- You may be asked to stop taking some medications up to 1 week before the procedure.
- Arrange for a ride home from the hospital.
- The night before surgery, you should eat a light meal. You should not eat or drink anything after midnight unless told otherwise by the doctor.
may be used. It will be given through an IV. You will be asleep through the procedure.
may be used. This is an anesthesia injected into the spine. It will block pain below your waist.
Description of the Procedure
An incision will be made in the abdomen. A series of incisions and stitches will be used to realign the ureter. The method chosen will be based on your specific condition. The incision in the abdomen will be closed with dissolvable stitches. A bandage will be placed over the incision.

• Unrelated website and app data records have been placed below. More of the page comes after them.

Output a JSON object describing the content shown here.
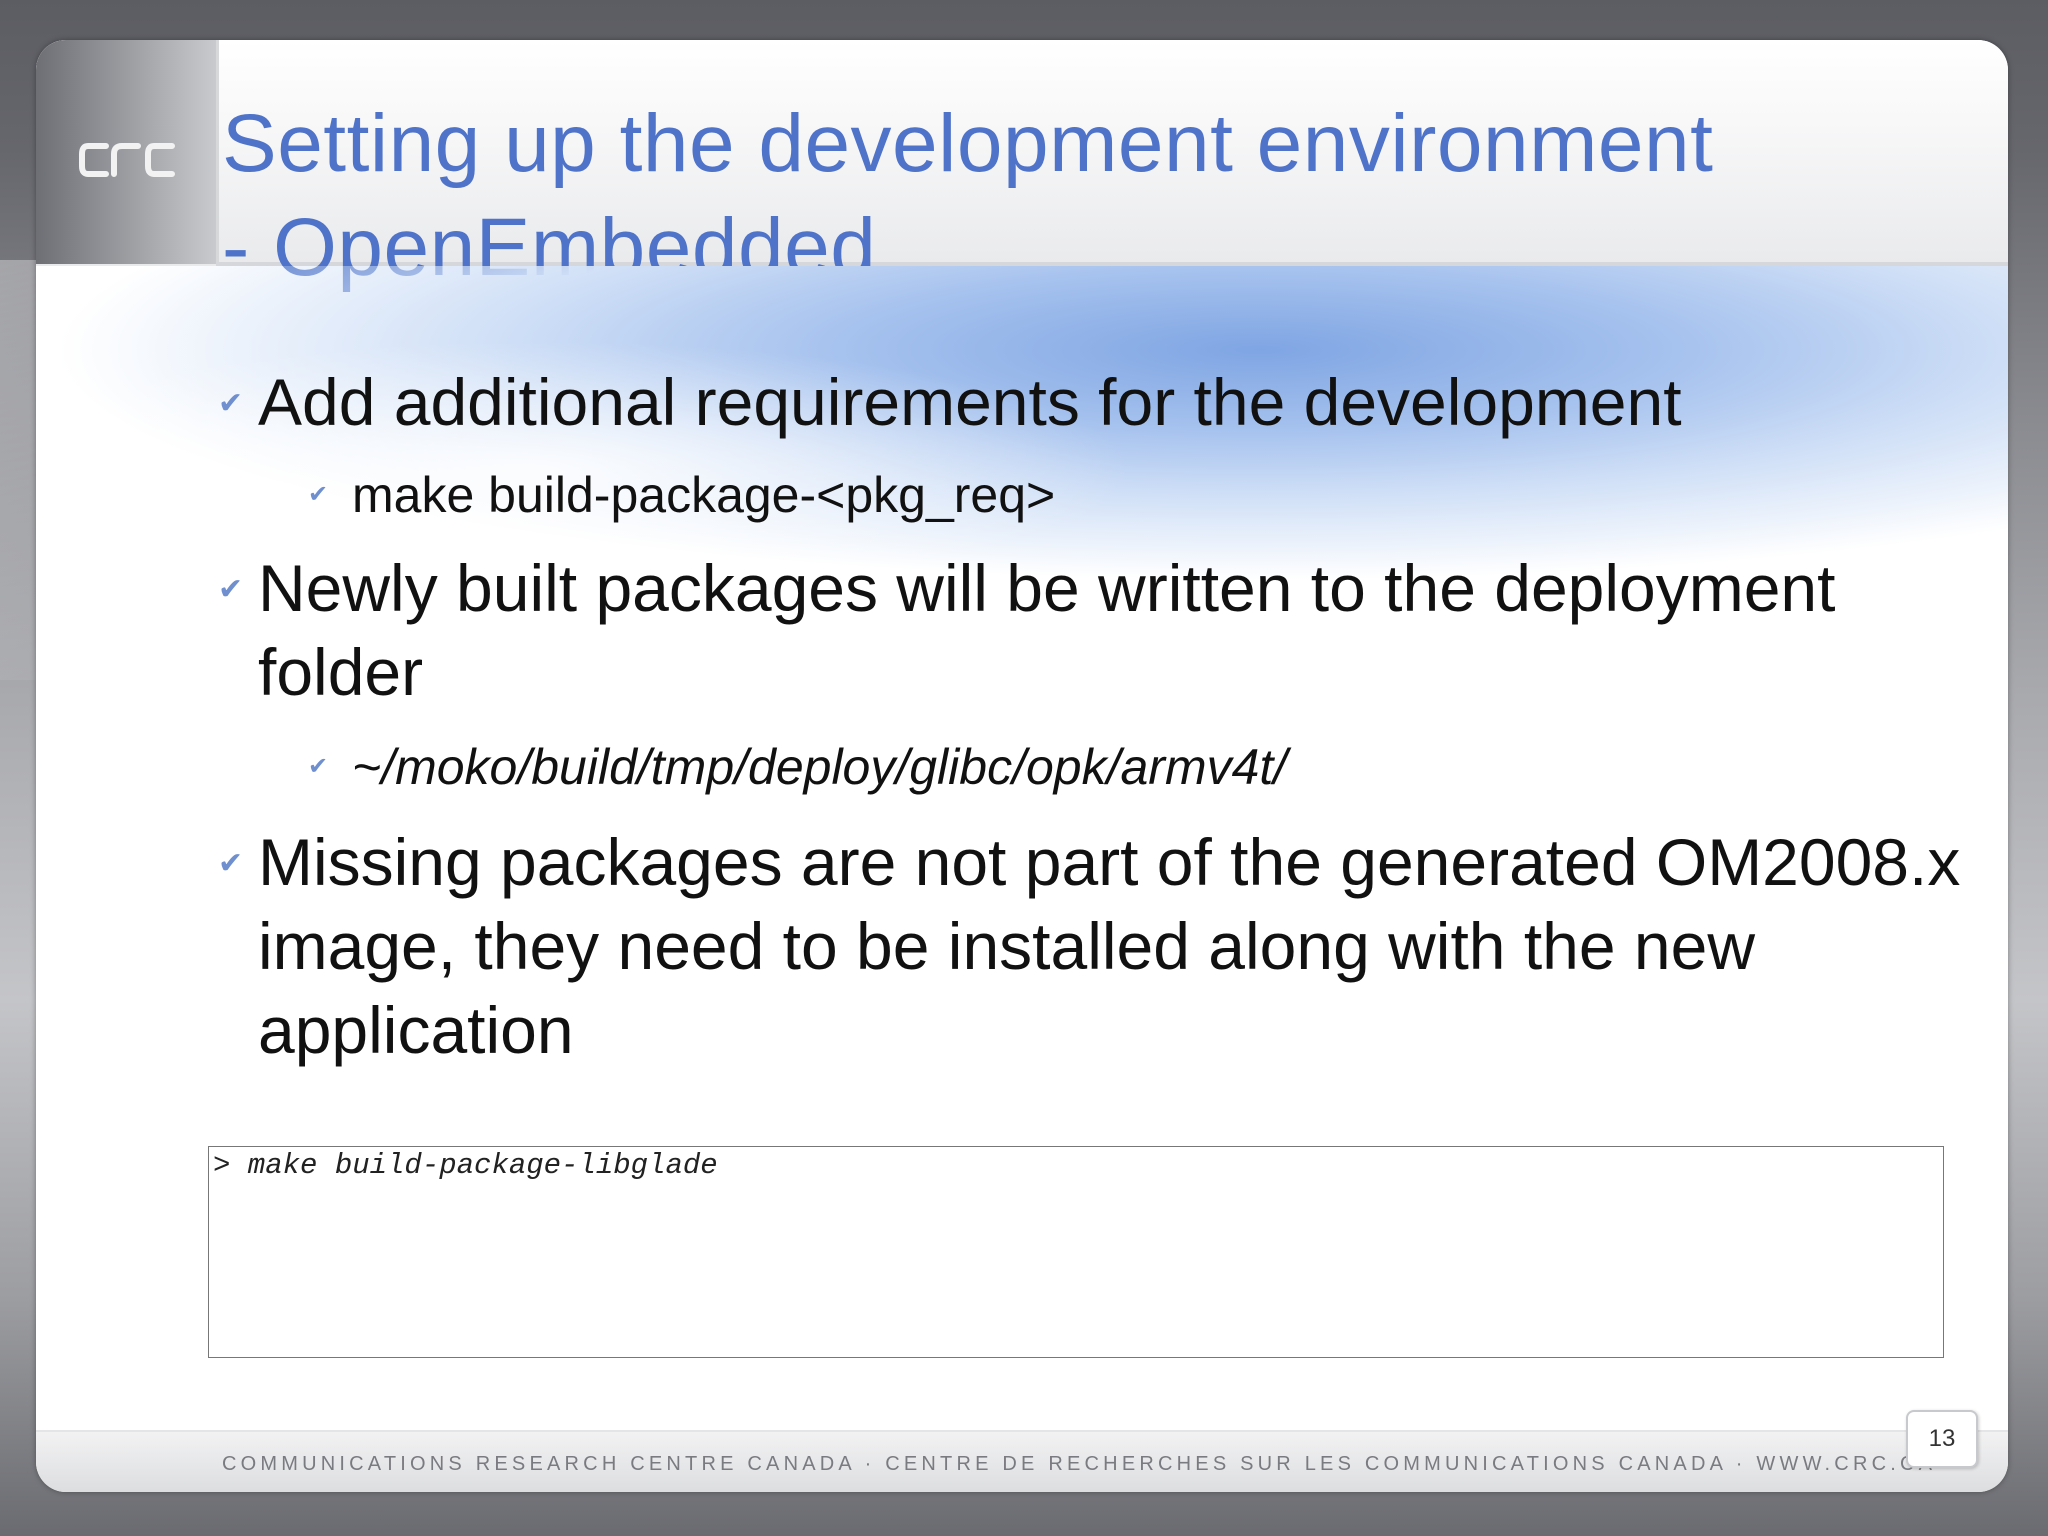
{
  "slide": {
    "title_line1": "Setting up the development environment",
    "title_line2": "- OpenEmbedded",
    "logo_text": "CRC",
    "bullets": [
      {
        "level": 1,
        "text": "Add additional requirements for the development"
      },
      {
        "level": 2,
        "text": "make build-package-<pkg_req>"
      },
      {
        "level": 1,
        "text": "Newly built packages will be written to the deployment folder"
      },
      {
        "level": 2,
        "text": "~/moko/build/tmp/deploy/glibc/opk/armv4t/",
        "italic": true
      },
      {
        "level": 1,
        "text": "Missing packages are not part of the generated OM2008.x image, they need to be installed along with the new application"
      }
    ],
    "code": "> make build-package-libglade",
    "footer": "COMMUNICATIONS RESEARCH CENTRE CANADA  ·  CENTRE DE RECHERCHES SUR LES COMMUNICATIONS CANADA ·  WWW.CRC.CA",
    "page_number": "13"
  },
  "icons": {
    "bullet": "checkmark-icon",
    "logo": "crc-logo"
  },
  "colors": {
    "title": "#4f73c8",
    "bullet": "#6f8fcf",
    "text": "#111111",
    "background_frame": "#5c5d63"
  }
}
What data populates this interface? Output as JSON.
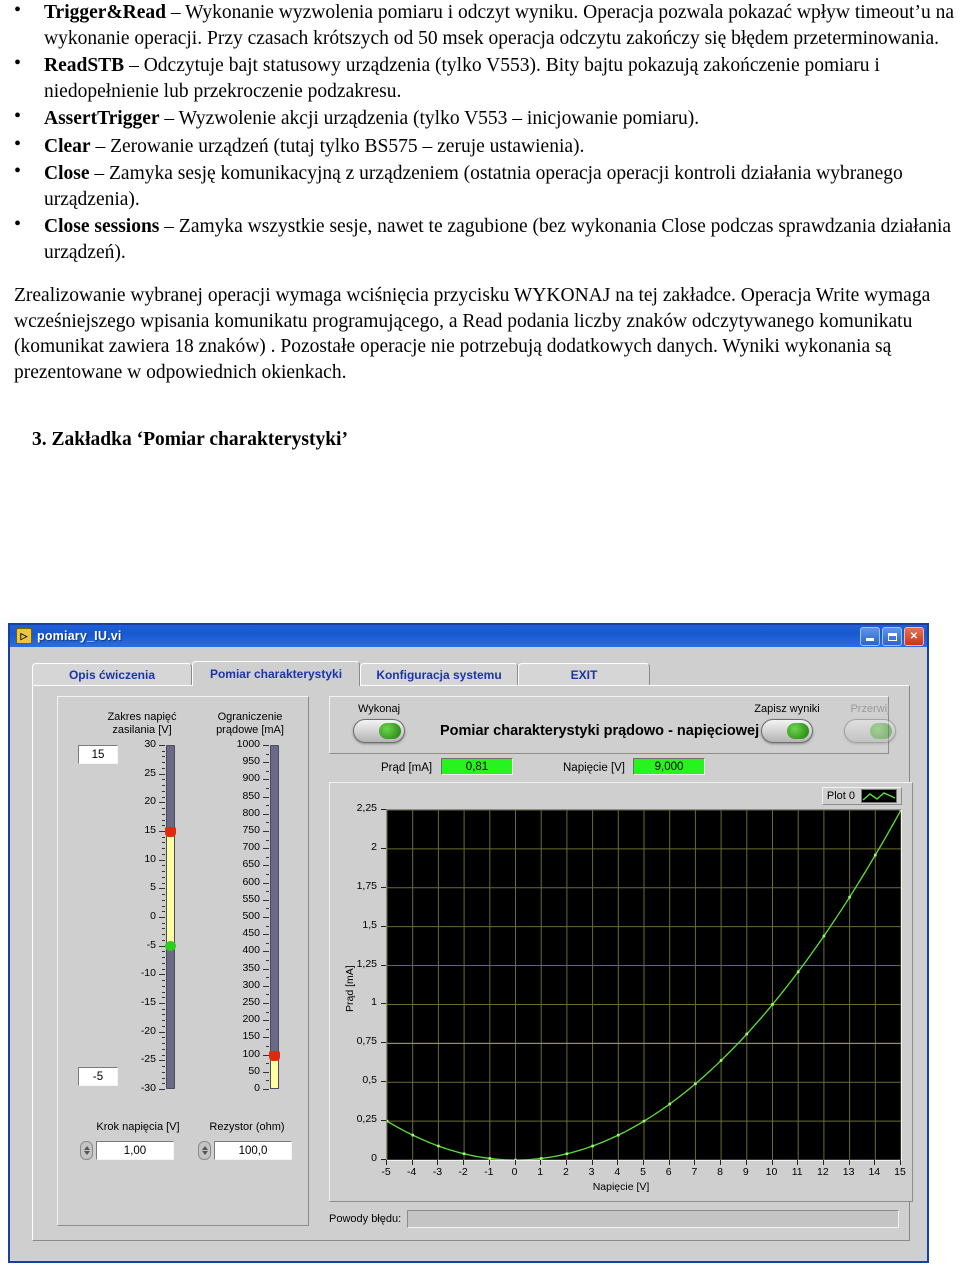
{
  "document": {
    "bullets": [
      {
        "term": "Trigger&Read",
        "text": " – Wykonanie wyzwolenia pomiaru i odczyt wyniku. Operacja pozwala pokazać wpływ timeout’u na wykonanie operacji. Przy czasach krótszych od 50 msek operacja odczytu zakończy się błędem przeterminowania."
      },
      {
        "term": "ReadSTB",
        "text": " –  Odczytuje bajt statusowy urządzenia (tylko V553). Bity bajtu pokazują zakończenie pomiaru i niedopełnienie lub przekroczenie podzakresu."
      },
      {
        "term": "AssertTrigger",
        "text": " –  Wyzwolenie akcji urządzenia (tylko V553 – inicjowanie pomiaru)."
      },
      {
        "term": "Clear",
        "text": " –  Zerowanie urządzeń (tutaj tylko BS575 – zeruje ustawienia)."
      },
      {
        "term": "Close",
        "text": " –  Zamyka sesję komunikacyjną z urządzeniem (ostatnia operacja operacji kontroli działania wybranego urządzenia)."
      },
      {
        "term": "Close sessions",
        "text": " – Zamyka wszystkie sesje, nawet te zagubione (bez wykonania Close podczas sprawdzania działania urządzeń)."
      }
    ],
    "paragraph": "Zrealizowanie wybranej operacji wymaga wciśnięcia przycisku WYKONAJ na tej zakładce. Operacja Write  wymaga wcześniejszego wpisania komunikatu programującego, a Read  podania liczby znaków odczytywanego komunikatu (komunikat zawiera 18 znaków) . Pozostałe operacje nie potrzebują dodatkowych danych. Wyniki wykonania są prezentowane w odpowiednich okienkach.",
    "section_heading": "3. Zakładka ‘Pomiar charakterystyki’"
  },
  "window": {
    "title": "pomiary_IU.vi",
    "icon": "labview-vi-icon",
    "buttons": {
      "minimize": "minimize-button",
      "maximize": "maximize-button",
      "close": "close-button"
    },
    "accent_titlebar": "#1f5fd8"
  },
  "tabs": [
    {
      "label": "Opis ćwiczenia",
      "active": false
    },
    {
      "label": "Pomiar charakterystyki",
      "active": true
    },
    {
      "label": "Konfiguracja systemu",
      "active": false
    },
    {
      "label": "EXIT",
      "active": false
    }
  ],
  "controls": {
    "voltage_range": {
      "label_line1": "Zakres  napięć",
      "label_line2": "zasilania  [V]",
      "max_value": "15",
      "min_value": "-5",
      "scale_labels": [
        "30",
        "25",
        "20",
        "15",
        "10",
        "5",
        "0",
        "-5",
        "-10",
        "-15",
        "-20",
        "-25",
        "-30"
      ],
      "scale_max": 30,
      "scale_min": -30,
      "upper_thumb": 15,
      "lower_thumb": -5,
      "upper_thumb_color": "#e02a10",
      "lower_thumb_color": "#2ecc1e"
    },
    "current_limit": {
      "label_line1": "Ograniczenie",
      "label_line2": "prądowe [mA]",
      "scale_labels": [
        "1000",
        "950",
        "900",
        "850",
        "800",
        "750",
        "700",
        "650",
        "600",
        "550",
        "500",
        "450",
        "400",
        "350",
        "300",
        "250",
        "200",
        "150",
        "100",
        "50",
        "0"
      ],
      "scale_max": 1000,
      "scale_min": 0,
      "thumb": 100,
      "thumb_color": "#e02a10"
    },
    "voltage_step": {
      "label": "Krok napięcia [V]",
      "value": "1,00"
    },
    "resistor": {
      "label": "Rezystor (ohm)",
      "value": "100,0"
    }
  },
  "toolbar": {
    "run_label": "Wykonaj",
    "save_label": "Zapisz wyniki",
    "abort_label": "Przerwij",
    "title": "Pomiar charakterystyki prądowo - napięciowej"
  },
  "indicators": {
    "current": {
      "label": "Prąd [mA]",
      "value": "0,81",
      "color": "#27f31f"
    },
    "voltage": {
      "label": "Napięcie [V]",
      "value": "9,000",
      "color": "#27f31f"
    }
  },
  "legend": {
    "plot_name": "Plot 0"
  },
  "error": {
    "label": "Powody błędu:",
    "value": ""
  },
  "chart_data": {
    "type": "line",
    "title": "Pomiar charakterystyki prądowo - napięciowej",
    "xlabel": "Napięcie [V]",
    "ylabel": "Prąd [mA]",
    "xlim": [
      -5,
      15
    ],
    "ylim": [
      0,
      2.25
    ],
    "xticks": [
      -5,
      -4,
      -3,
      -2,
      -1,
      0,
      1,
      2,
      3,
      4,
      5,
      6,
      7,
      8,
      9,
      10,
      11,
      12,
      13,
      14,
      15
    ],
    "ytick_labels": [
      "0",
      "0,25",
      "0,5",
      "0,75",
      "1",
      "1,25",
      "1,5",
      "1,75",
      "2",
      "2,25"
    ],
    "yticks": [
      0,
      0.25,
      0.5,
      0.75,
      1,
      1.25,
      1.5,
      1.75,
      2,
      2.25
    ],
    "grid": true,
    "legend_position": "top-right",
    "background": "#000000",
    "line_color": "#5ee03c",
    "series": [
      {
        "name": "Plot 0",
        "x": [
          -5,
          -4,
          -3,
          -2,
          -1,
          0,
          1,
          2,
          3,
          4,
          5,
          6,
          7,
          8,
          9,
          10,
          11,
          12,
          13,
          14,
          15
        ],
        "y": [
          0.25,
          0.16,
          0.09,
          0.04,
          0.01,
          0.0,
          0.01,
          0.04,
          0.09,
          0.16,
          0.25,
          0.36,
          0.49,
          0.64,
          0.81,
          1.0,
          1.21,
          1.44,
          1.69,
          1.96,
          2.25
        ]
      }
    ]
  }
}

A tube will be placed into the bladder. This will allow urine to drain while your bladder heals.
Immediately After Procedure
After the operation, you will be taken to the recovery room for observation.
How Long Will It Take?
2 to 3 hours
How Much Will It Hurt?
Anesthesia prevents pain during surgery. There may be some pain as you recover. You may also have some cramping in your bladder. The doctor will give you medication to help manage any discomfort.
Average Hospital Stay
The usual length of stay is 2 to 4 days. You may need to stay longer if there are any complications.
At the Hospital
- You will receive fluids and medications through an IV.
- Urine will drain through the tube and into a bag. The urine may have blood in it for the first few days.
- After surgery, images will be taken to make sure the ureter is in the correct place.
Certain physical activities will be limited in the first few weeks such as heavy lifting or sexual activity.
Call Your Doctor
Call your doctor if any of these occur:
- Difficulty urinating
- Excess bleeding
- Signs of infection, including fever and chills
- Pus or bad smelling fluids draining from the incision site
- Redness or swelling at the incision site
- Urine that smells bad
- Pain that cannot be controlled with the medications you were given
- Persistent nausea or vomiting
If you think you have an emergency, call for emergency medical services right away.
Ureteral reimplant. Children’s Hospitals and Clinics of Minnesota website. Available at: https://www.childrensmn.org/references/pfs/surg/ureteral-reimplant.pdf. Accessed January 29, 2021.
Ureteral reimplant surgery FAQ. UCSF Benioff Children’s Hospital website. Available at: https://www.ucsfbenioffchildrens.org/education/ureteral_reimplant_surgery/index.html. Accessed January 29, 2021.
Ureteral reimplantation surgery. Children’s Hospital of Pittsburgh website. Available at: http://www.chp.edu/our-services/urology/patient-procedures/ureteral-reimplantation. Accessed January 29, 2021.
Vesicoureteral reflux. EBSCO DynaMed website. Available at: http://www.dynamed.com/topics/dmp~AN~T116455/Vesicoureteral-reflux. Accessed January 29, 2021.
Vesicoureteral reflux. National Institute of Diabetes and Digestive and Kidney Diseases website. Available at: http://kidney.niddk.nih.gov/kudiseases/pubs/vesicoureteralreflux. Accessed January 29, 2021.
Last reviewed March 2020 by
EBSCO Medical Review Board
Adrienne Carmack, MD
Last Updated: 1/29/2021